Rebecca over at Delta Duck wrote about the moment that made her. She was able to crystallize one specific moment when she became the person she is.
I can't break it down that easily. There are many moments that have combined together, but one of the moments, actually, two of them helped to instill in me many of the thing that I hold dear.
I love the old movie "Stand by Me". I think that that movie really is a great representation of how it is to be 12 or 13 and discovering who you are and which path you are going to take. That movie reminds me alot of my early teen years. It was me and two or three close friends exploring the people and places around our homes in upstate New York.
Luke and I hiked a lot. We would leave home and be gone for hours doing nothing but climbing trees and following streams. One particular day we found ourselves wandering through and expansive field of straw that stretched as far as we could see. The sound of a mockingbird punctuated our conversation. We joked with each other and told stories as we trundled along, our hands outstretched and caressing the tips of the grass as we passed. We followed the natural trails, wondering who made them, and found ourselves descending towards a thick wood.
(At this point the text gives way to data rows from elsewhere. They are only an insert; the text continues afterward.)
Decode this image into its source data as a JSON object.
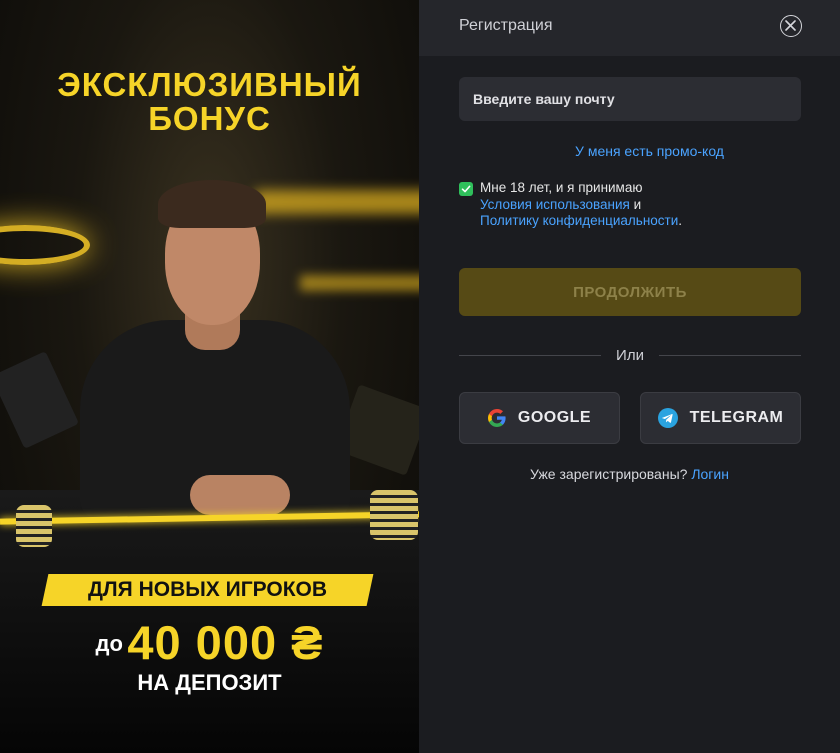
{
  "promo": {
    "title_line1": "ЭКСКЛЮЗИВНЫЙ",
    "title_line2": "БОНУС",
    "badge": "ДЛЯ НОВЫХ ИГРОКОВ",
    "amount_prefix": "до",
    "amount": "40 000 ₴",
    "deposit": "НА ДЕПОЗИТ",
    "accent_color": "#f6d428"
  },
  "modal": {
    "title": "Регистрация",
    "close_icon": "close-icon",
    "email_placeholder": "Введите вашу почту",
    "promo_code_link": "У меня есть промо-код",
    "agree": {
      "checked": true,
      "text_before": "Мне 18 лет, и я принимаю",
      "terms_link": "Условия использования",
      "and": " и",
      "privacy_link": "Политику конфиденциальности",
      "period": "."
    },
    "continue_button": "ПРОДОЛЖИТЬ",
    "or": "Или",
    "google_button": "GOOGLE",
    "telegram_button": "TELEGRAM",
    "already_registered": "Уже зарегистрированы?",
    "login_link": "Логин",
    "link_color": "#4aa3ff",
    "checkbox_color": "#2fbf5b"
  }
}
We continued along beneath the trees, the sunlight creating patterns on the carpet of fallen leaves. The sound of water filled water filled the air around us and the air grew moist. The ground fell off in front of us and what had been a trickle of a stream cascaded down the rocks in a thirty foot fall. At that moment, I heard a scream from over head. I looked up and through a hole in the canopy I saw the underside of what I would later find was a red tailed hawk. The image only lasted an instant, but it was amazing to me.
It was only about ten or fifteen feet above us and its wings were outstretched. It had pulled its bright orange talons forward, as if it was about to grab something. Its claws seemed huge. I pointed it out to Luke, but it was gone. The image of a hawk, its talons outstretched, burned in the back of my mind.
It would be years, almost two decades, before I knew there was such a thing as falconry. I drove five hours and attended my first meet. There were a bunch of these hawks. The sun was low in the clear cold sky. We had met at McDonald's and then split up. I followed at the back of the group, and parked my car. People milled about near their cars at the edge of the woods, talking and gearing up. One man had his bird in the air. I couldn't see it. I knew it was somewhere in the trees. Then, this one guy put his arm out and whistled. A hawk, big and brown, dropped from a branch in the woods. Its wings flared, its talons reached.
And I was hooked.